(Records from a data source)
'''

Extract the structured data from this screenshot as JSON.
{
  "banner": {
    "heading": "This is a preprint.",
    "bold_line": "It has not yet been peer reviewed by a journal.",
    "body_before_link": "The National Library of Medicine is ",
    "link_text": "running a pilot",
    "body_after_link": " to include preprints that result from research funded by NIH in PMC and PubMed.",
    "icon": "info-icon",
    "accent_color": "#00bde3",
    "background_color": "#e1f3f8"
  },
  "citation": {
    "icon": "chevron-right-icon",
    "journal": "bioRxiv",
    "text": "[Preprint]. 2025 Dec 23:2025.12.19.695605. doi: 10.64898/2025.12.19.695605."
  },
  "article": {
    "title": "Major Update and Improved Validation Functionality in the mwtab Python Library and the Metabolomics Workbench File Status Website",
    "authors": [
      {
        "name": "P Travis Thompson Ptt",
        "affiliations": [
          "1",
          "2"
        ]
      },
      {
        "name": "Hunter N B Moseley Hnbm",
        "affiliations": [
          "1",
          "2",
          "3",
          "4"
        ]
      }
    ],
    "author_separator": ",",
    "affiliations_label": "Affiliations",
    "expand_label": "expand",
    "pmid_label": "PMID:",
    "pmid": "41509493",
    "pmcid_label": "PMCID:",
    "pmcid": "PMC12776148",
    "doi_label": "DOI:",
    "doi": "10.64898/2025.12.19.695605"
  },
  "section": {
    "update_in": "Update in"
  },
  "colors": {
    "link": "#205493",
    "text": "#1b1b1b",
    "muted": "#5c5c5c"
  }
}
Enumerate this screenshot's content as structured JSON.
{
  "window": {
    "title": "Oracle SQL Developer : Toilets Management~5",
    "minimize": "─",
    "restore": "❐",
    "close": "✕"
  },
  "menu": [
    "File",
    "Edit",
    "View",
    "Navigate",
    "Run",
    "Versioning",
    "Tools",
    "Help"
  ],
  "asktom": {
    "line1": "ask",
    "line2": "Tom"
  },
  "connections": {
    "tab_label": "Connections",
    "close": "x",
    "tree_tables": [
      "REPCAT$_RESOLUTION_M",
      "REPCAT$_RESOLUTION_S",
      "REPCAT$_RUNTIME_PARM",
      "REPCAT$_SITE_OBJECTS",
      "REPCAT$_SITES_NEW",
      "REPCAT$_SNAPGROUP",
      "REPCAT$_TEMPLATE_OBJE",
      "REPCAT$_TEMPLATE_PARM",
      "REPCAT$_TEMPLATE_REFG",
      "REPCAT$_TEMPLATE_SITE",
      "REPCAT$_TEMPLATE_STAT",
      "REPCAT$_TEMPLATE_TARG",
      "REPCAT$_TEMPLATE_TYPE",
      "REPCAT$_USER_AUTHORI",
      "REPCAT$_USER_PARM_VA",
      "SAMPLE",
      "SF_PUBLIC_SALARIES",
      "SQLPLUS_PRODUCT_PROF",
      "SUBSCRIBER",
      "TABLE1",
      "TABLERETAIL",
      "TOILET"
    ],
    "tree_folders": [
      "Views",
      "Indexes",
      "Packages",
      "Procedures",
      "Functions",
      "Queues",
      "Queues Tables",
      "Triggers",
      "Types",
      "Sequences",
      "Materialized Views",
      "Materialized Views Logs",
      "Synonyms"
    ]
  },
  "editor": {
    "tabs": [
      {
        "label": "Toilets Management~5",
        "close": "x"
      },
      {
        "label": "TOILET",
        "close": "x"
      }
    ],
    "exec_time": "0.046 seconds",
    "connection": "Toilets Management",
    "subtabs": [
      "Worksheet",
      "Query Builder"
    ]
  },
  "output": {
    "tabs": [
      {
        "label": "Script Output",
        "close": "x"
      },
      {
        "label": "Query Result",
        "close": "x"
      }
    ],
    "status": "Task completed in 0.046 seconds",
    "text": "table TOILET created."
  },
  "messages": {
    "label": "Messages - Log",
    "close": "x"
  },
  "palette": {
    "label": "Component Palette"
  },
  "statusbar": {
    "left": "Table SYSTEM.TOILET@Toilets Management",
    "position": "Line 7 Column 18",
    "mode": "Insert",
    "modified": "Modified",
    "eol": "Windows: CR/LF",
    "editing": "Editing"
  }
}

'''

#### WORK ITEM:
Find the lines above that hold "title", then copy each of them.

#### EXERCISE RESULT:
    "title": "Major Update and Improved Validation Functionality in the mwtab Python Library and the Metabolomics Workbench File Status Website",
    "title": "Oracle SQL Developer : Toilets Management~5",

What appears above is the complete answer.